    • . I'd have to imagine the market for other person-to-person micropayments outside of online auctions isn't very large.

      Yup, no micropayments outside eBay, no other countries than USA, no other language than English.

    • I'd have to imagine the market for other person-to-person micropayments outside of online auctions isn't very large.

      And that's why Google will unveil gbay [] next!
    • Lots of smaller sites that sell stuff use paypal (think indie bands, etc). Lots of not-selling-stuff-sites accept Paypal donations.
    • Replace both... (Score:3, Informative)

      by phorm ( 591458 )
      Unless they become the replacement for both ebay and paypal.

      Ebay's become a cesspool anyhow, with severely overrated shipping costs ($50 shipping with a $1 item still shows the item as $1 in the listings), people selling "how buy get a cheap X" crap, and much more. The days of low-bid bargains seem to have gone past, and the present reality is that you have to do a lot of searching just to find the real item.
  • Is it just me, or - with the exception of the fact that it mentioned neither belltower nor grassy knoll - did that whole article read like Yet Another Conspiracy Theory?
  • Using your internet connection to find a hot date through; $50/m Trying to impress her by dining at the fanciest restaurant in town; $350 Telling the waiter to "Stick it on your Google"... Priceless!
  • Recently Google put out a version of Picasa for Linux, and a version of Google Earth for Linux is not too far away. They've also released something like 200 patches to the WINE project recently.

    It seems that Google is slowly developing all these apps which can port easily, and are tied to Google's network.

    I initially thought that Google will develop it's own OS and with it's existing clout with Dell, try and push that onto consumer PC boxes, dislodging windows. That may be one option. OTOH, who
  • by krunk4ever ( 856261 ) on Monday May 29, 2006 @01:34AM (#15423259) Homepage
    If I had to say, it sounds a lot more like Yahoo! Stores than PayPal: []

    probably maybe less fees.
  • ... the speculation is wayyyyy off. This is Google's premiere new service to search for, comment on, and provide tutorials for creative suicide methods.
  • Form search and services, form tools and backbone, and I'll form the network!

    GOOGLEZON, ASSEMBLE! ary_of_the_world_googlezon.htm []
  • Suicide... (Score:3, Funny)

    by ItsIllak ( 95786 ) on Monday May 29, 2006 @03:35AM (#15423517) Homepage
    Clearly a new site to allow people to leave suicide notes to their friends and family...

    See the Fish! []

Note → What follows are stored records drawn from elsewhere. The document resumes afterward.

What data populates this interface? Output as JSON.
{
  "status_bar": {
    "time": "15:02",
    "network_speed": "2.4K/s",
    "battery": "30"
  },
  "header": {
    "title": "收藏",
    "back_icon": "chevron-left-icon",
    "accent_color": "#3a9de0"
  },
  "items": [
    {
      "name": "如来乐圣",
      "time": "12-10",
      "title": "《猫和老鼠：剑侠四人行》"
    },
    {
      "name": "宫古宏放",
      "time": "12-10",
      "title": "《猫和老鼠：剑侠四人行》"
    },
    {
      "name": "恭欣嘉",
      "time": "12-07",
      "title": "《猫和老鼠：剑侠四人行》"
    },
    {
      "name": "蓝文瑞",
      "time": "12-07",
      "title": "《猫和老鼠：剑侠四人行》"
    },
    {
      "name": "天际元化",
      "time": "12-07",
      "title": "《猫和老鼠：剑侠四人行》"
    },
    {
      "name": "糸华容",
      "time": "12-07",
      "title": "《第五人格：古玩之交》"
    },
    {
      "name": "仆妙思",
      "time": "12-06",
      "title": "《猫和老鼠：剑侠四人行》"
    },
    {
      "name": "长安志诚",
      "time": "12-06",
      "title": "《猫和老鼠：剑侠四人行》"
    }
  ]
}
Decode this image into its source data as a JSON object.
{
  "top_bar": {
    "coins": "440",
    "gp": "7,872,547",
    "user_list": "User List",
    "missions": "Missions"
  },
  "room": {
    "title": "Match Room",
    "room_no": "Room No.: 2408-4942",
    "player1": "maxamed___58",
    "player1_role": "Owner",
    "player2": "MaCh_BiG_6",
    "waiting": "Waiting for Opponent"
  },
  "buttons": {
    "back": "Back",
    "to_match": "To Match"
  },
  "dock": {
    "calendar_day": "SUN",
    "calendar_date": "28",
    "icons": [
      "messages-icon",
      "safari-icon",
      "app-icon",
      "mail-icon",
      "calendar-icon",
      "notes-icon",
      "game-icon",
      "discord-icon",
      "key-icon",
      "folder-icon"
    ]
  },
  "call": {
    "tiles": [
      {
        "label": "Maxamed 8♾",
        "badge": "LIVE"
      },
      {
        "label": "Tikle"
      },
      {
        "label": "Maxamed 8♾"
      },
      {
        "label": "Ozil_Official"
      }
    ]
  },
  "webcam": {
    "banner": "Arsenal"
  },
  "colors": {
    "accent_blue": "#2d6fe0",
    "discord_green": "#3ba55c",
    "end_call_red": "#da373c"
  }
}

  • ...when they were doing things that other companies weren't doing, than when they were "taking on" other companies.

Thus spake the master programmer: "Time for you to leave." -- Geoffrey James, "The Tao of Programming"